Nadine Dorries’ quest for sexual abstinence
Today sees the Second Reading of Nadine Dorries’ Sex Education (Required Content) Bill which, should it become law, would require schoolgirls to discuss abstinence in the classroom. The summary of the Bill taken from the UK Parliament website is as follows:
A Bill to require schools to provide certain additional sex education to girls aged between 13 and 16; to provide that such education must include information and advice on the benefits of abstinence from sexual activity; and for connected purposes.In her blog entry following the first reading on 4th May 2011 (which passed 67-61), she explains the reasons for presenting the Bill:
“I am not seeking to diminish sex education as taught at present, but to include the empowering option that young girls can just say no. In school, children are taught to base the decision whether or not to have sex on their feelings and wishes. I don’t believe young girls under the age of 16 have consistent feelings and that they can change from day to day. My bill was about making boys wait being an empowering and cool thing for girls to do and that it should be taught as a viable, if not preferable option for girls aged 16 and under – especially as sex at that age is unlawful.”And so Ms Dorries, whether deliberately or not, has caused another political storm. Not entirely surprisingly, the National Secular Society and British Humanist Association are opposing. In fact, they will be demonstrating outside Parliament with other aligned groups to protest against it. One of their counter arguments is that this type of education should not be solely compulsory for girls. They have is a valid point. I’m not exactly sure what Ms Dorries was thinking when she left boys out of the Bill. However, I doubt this is the main reason why the protest will be going ahead. Rather, the thrust of their animosity would appear to be the thought of any moral values being applied to sex education under law.

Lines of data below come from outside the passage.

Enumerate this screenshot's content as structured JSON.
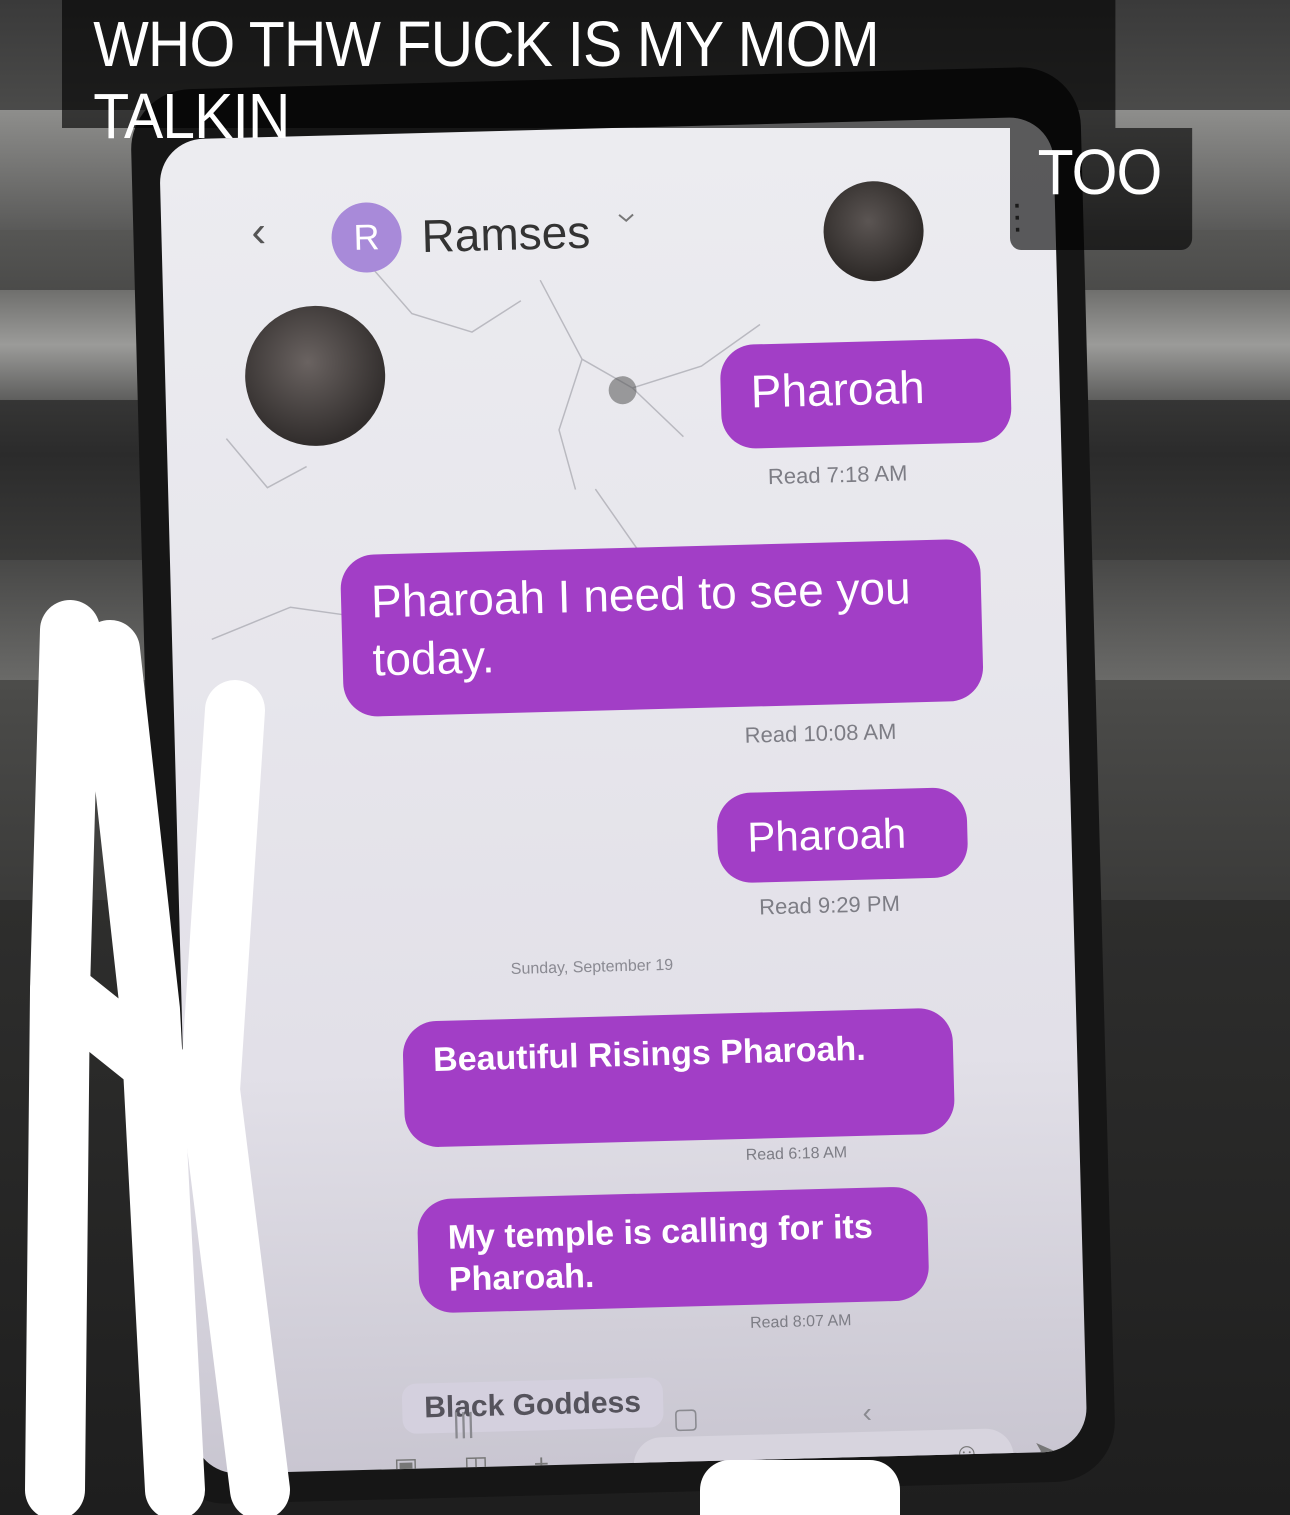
{
  "caption": {
    "line1": "WHO THW FUCK IS MY MOM TALKIN",
    "line2": "TOO"
  },
  "conversation": {
    "contact_initial": "R",
    "contact_name": "Ramses",
    "day_separator": "Sunday, September 19",
    "messages": [
      {
        "text": "Pharoah",
        "meta": "Read 7:18 AM"
      },
      {
        "text": "Pharoah I need to see you today.",
        "meta": "Read 10:08 AM"
      },
      {
        "text": "Pharoah",
        "meta": "Read 9:29 PM"
      },
      {
        "text": "Beautiful Risings Pharoah.",
        "meta": "Read 6:18 AM"
      },
      {
        "text": "My temple is calling for its Pharoah.",
        "meta": "Read 8:07 AM"
      }
    ],
    "suggestion": "Black Goddess"
  },
  "icons": {
    "back": "chevron-left-icon",
    "menu": "more-vertical-icon",
    "gallery": "gallery-icon",
    "camera": "camera-icon",
    "add": "plus-icon",
    "emoji": "emoji-icon",
    "send": "send-icon"
  },
  "colors": {
    "bubble": "#a23ec6",
    "avatar_r": "#a88ad9"
  }
}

Irrespective of any religious beliefs someone may have about teenage sex, I find it very hard to see how anyone can argue against giving girls (or boys) the chance to consider the benefits of holding back from sexual activity at a young age. Any sexual engagement for young people obviously carries the risks of pregnancy, subsequent abortion and the contraction of sexually transmitted infections. The number of STIs reported by sexual health clinics in the UK is increasing rapidly year on year with 482,900 recorded in 2009. Two thirds of these cases were from females aged 15-24. Studies have shown that young adults are more likely to have unsafe sex and that they often lack the skills and confidence to negotiate safer methods. There have been conflicting studies about whether early sexual activity causes long term mental health issues, but surely there is less chance of this in any form if a young person is abstaining from rather than having sex. The UK has the second highest teenage pregnancy rate in the world behind the US, and the highest teenage abortion rate in Western Europe. This strongly suggests that the current sex and relationship education (SRE) in schools is not particularly effective.
Something has fundamentally shifted in our society’s moral values (and not for the better) over the last few decades. For centuries, abstinence was seen as the norm outside of marriage, but now in some circles any promotion of abstinence in any form is seen as totally outdated and something even to be fought against. When did we decide that ideology was more important than the wellbeing of our children?
Even if Nadine Dorries’ Bill is flawed, her desire to see young people receive sound advice as part of their sex education is not, and she ought to be commended for this.